§ Your assignment
Go through the material below and count the lines with the string "title"; the number is the whole answer.

§ Dataset records
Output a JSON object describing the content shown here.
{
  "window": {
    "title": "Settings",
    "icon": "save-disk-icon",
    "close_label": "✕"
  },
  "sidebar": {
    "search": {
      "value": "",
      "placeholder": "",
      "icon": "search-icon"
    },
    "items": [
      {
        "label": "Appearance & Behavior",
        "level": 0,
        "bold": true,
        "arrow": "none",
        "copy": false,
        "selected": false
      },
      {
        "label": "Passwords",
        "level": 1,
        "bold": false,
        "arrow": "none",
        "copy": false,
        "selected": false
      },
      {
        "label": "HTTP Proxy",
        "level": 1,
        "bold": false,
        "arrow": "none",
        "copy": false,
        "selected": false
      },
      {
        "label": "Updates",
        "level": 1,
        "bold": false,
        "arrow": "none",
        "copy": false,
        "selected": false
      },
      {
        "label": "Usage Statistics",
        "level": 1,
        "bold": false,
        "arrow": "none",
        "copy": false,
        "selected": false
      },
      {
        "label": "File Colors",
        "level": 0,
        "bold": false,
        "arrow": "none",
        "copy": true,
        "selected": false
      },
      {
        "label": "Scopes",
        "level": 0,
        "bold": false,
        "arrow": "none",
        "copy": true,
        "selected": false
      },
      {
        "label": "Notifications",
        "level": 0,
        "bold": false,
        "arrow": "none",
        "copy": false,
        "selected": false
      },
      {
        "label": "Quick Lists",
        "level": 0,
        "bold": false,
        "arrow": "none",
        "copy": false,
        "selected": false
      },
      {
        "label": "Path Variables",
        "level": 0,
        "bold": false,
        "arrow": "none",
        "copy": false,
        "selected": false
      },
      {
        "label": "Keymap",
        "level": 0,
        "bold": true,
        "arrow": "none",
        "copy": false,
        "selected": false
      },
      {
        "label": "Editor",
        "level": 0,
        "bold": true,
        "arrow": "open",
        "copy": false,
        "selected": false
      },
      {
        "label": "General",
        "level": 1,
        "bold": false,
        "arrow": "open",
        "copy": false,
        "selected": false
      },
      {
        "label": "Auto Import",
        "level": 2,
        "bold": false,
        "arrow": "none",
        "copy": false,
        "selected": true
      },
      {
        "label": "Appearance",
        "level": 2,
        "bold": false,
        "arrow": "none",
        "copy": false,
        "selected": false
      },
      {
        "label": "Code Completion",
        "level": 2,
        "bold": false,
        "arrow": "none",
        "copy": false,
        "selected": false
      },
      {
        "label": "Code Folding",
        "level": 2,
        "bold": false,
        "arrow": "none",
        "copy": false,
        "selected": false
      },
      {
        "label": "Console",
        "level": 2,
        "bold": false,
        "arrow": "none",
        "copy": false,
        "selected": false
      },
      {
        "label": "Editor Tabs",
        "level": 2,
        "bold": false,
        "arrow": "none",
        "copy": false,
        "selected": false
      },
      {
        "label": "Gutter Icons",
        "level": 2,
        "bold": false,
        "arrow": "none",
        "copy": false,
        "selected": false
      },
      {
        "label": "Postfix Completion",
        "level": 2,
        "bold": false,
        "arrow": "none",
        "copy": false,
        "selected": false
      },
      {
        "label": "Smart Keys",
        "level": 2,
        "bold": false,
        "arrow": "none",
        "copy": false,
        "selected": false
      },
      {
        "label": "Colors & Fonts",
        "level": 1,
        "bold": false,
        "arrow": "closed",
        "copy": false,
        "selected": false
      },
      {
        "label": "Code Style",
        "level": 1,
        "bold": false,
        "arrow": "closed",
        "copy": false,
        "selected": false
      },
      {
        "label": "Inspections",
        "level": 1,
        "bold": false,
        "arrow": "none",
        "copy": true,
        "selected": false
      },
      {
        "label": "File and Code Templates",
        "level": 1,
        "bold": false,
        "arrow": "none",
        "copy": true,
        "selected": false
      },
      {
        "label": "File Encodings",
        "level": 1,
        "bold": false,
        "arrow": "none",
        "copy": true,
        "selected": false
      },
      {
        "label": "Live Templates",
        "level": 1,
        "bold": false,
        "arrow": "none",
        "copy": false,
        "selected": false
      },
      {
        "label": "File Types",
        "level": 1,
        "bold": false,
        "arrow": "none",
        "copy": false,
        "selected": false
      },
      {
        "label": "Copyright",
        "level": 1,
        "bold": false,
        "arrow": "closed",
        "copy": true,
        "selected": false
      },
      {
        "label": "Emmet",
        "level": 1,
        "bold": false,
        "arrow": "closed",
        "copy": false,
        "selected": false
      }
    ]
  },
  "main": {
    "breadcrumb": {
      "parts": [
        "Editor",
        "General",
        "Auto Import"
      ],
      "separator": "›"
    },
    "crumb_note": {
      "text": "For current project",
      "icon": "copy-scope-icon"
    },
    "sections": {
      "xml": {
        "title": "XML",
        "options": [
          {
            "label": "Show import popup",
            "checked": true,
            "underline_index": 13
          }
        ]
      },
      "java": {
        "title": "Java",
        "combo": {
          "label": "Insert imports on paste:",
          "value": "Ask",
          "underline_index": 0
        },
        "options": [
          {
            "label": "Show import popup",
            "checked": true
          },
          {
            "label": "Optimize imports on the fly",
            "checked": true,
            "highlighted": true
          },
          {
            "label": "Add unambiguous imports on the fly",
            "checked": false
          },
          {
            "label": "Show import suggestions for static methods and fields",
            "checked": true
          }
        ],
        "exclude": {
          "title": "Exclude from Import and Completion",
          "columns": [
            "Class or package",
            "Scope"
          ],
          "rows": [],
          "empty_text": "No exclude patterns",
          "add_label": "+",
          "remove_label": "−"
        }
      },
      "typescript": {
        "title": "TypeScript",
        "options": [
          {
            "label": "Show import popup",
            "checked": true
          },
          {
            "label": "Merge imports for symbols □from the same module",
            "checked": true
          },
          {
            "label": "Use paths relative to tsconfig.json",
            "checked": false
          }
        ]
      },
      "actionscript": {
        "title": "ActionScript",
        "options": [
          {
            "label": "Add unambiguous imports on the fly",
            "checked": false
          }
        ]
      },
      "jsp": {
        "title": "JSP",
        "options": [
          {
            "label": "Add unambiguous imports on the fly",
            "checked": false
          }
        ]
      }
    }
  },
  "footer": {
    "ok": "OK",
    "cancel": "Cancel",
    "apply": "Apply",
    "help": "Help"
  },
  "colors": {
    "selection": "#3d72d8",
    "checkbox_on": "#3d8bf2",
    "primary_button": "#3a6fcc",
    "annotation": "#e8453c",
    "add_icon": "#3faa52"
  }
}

§ Written answer
7